No one wants to see a friend sad. It’s instinctual that we wish to ease their pain. Sometimes, because we cannot change the fact that someone has died, we feel we cannot be helpful. While it is true we cannot bring the deceased person back to our grieving friend; we can ease our friend’s distress. Here are a few suggestions on how to go about it.
First, be empathic by staying present to them and being aware of their body language and sighs, their words or even their lack of words. Also, make every effort to get to your friend as soon as you can after hearing of his or her loss particularly if the person who has died was a significant part of your friend’s life.
Second, attend the service or memorial. Normally there is a viewing the night before or on the day of the service. Make a concerted to get there because your bereaved friend will always remember who took the time to come and who didn’t.
Third, say sensitive things while reminding your friend of meaningful times with the lost one. For example, “Marilyn, your mom was so funny. I remember when we were kids and she dressed up as an elf every year during the holiday. I’m so sorry for your loss.” Or, “Joe, your dad was the most patient man I ever knew. I remember how he took care of your mother after her stroke. Such loyalty and devotion he gave to her.”
Fourth, take your friend’s hand, touch them on the shoulder and hug them. Their body hurts now because it is aching with the absence of the lost person and your compassionate touch will be comforting.
Fifth, tell them you will be there for them no matter how long they are grieving. You see, the world wants us to hurry up and get on with things. This demand – whether from society or others in your friend’s life – doesn’t work with the grieving process because loss, as love, is embedded deep in our souls and it cannot be rushed.

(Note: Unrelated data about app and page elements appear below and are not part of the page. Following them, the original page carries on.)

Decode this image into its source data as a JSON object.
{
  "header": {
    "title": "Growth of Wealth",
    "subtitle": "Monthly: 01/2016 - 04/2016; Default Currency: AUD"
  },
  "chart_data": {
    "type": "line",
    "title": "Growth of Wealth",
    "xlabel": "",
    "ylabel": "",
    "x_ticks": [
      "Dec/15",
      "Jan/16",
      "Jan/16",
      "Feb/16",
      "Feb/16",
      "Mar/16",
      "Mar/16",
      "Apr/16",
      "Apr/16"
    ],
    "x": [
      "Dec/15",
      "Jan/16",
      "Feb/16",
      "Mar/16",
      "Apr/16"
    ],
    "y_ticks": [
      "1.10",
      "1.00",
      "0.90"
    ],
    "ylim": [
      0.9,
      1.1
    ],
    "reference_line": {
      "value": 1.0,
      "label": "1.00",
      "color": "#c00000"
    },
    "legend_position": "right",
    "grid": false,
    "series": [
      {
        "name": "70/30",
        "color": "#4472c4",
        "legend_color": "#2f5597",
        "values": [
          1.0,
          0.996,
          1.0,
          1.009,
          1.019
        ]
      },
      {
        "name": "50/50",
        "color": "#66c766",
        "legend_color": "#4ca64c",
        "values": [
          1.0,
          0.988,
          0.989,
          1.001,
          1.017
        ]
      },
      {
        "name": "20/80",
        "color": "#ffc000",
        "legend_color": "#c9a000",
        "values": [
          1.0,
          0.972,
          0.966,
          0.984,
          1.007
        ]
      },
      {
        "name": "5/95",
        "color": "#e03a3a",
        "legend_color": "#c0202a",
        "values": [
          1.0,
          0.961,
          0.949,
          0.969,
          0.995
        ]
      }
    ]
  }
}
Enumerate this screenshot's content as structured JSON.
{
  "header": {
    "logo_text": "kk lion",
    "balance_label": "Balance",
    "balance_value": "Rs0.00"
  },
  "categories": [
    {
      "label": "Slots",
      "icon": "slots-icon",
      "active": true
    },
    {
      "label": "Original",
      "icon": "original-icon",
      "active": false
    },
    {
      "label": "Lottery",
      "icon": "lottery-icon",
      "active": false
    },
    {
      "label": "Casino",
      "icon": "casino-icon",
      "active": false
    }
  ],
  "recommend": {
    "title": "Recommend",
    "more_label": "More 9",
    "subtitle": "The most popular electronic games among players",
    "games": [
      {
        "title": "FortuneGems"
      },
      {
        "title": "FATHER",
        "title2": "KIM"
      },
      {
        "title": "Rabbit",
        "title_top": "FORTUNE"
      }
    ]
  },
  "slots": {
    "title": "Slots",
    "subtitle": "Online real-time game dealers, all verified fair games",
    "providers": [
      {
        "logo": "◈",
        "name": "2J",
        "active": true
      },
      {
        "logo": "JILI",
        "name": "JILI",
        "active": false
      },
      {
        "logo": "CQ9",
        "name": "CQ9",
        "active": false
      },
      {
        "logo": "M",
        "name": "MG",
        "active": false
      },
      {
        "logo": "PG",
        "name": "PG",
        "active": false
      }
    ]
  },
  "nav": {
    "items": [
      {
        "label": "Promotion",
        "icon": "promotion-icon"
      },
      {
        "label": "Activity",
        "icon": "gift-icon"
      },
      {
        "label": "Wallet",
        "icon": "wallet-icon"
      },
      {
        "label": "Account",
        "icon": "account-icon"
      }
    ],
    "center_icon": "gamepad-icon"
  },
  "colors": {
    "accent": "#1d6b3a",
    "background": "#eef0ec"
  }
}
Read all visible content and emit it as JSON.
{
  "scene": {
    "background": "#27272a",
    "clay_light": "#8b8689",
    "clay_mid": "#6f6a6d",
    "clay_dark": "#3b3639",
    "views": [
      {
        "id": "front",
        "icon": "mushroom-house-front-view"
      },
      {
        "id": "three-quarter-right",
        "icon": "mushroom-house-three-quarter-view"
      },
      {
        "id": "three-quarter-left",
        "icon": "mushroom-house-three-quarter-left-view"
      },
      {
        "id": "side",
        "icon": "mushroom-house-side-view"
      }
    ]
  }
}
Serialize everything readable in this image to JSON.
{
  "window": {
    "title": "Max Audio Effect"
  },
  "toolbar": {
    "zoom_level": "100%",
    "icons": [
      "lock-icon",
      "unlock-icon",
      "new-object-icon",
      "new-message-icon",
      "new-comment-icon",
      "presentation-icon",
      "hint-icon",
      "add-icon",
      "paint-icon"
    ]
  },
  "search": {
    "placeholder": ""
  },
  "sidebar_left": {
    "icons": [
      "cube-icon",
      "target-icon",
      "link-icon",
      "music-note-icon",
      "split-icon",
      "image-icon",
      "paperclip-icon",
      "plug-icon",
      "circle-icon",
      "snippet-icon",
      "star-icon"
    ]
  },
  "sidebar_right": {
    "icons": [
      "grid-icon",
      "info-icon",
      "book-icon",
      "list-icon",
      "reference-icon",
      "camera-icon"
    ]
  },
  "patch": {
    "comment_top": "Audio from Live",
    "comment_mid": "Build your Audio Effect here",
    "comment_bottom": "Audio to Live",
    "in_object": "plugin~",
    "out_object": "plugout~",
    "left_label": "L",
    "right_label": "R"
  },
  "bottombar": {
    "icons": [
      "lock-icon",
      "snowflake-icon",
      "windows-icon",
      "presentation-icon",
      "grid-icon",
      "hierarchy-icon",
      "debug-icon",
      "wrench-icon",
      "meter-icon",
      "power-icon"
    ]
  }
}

Sixth, send a card or note every few weeks or shoot out a short email telling them you are thinking about them or praying for them. A pot of soup left by their door in a cooler would also be appreciated.
Seventh, remove from your speech this sentence, “I know how you feel.” No one really knows how we feel even when the circumstances are similar; because each of us is unique with our own feelings.
Eighth, remember the Beatitude, “Blessed are they who mourn for they shall be comforted” or St. Francis of Assisi’s eternal message, “Where there is despair, hope.”
My parting thought on how to comfort a friend who is grieving is to give them the hope that they will make it, the consolation that you will help them in any way you can and the knowledge that you are only a phone call away.
Mary Jane Hurley Brant 2011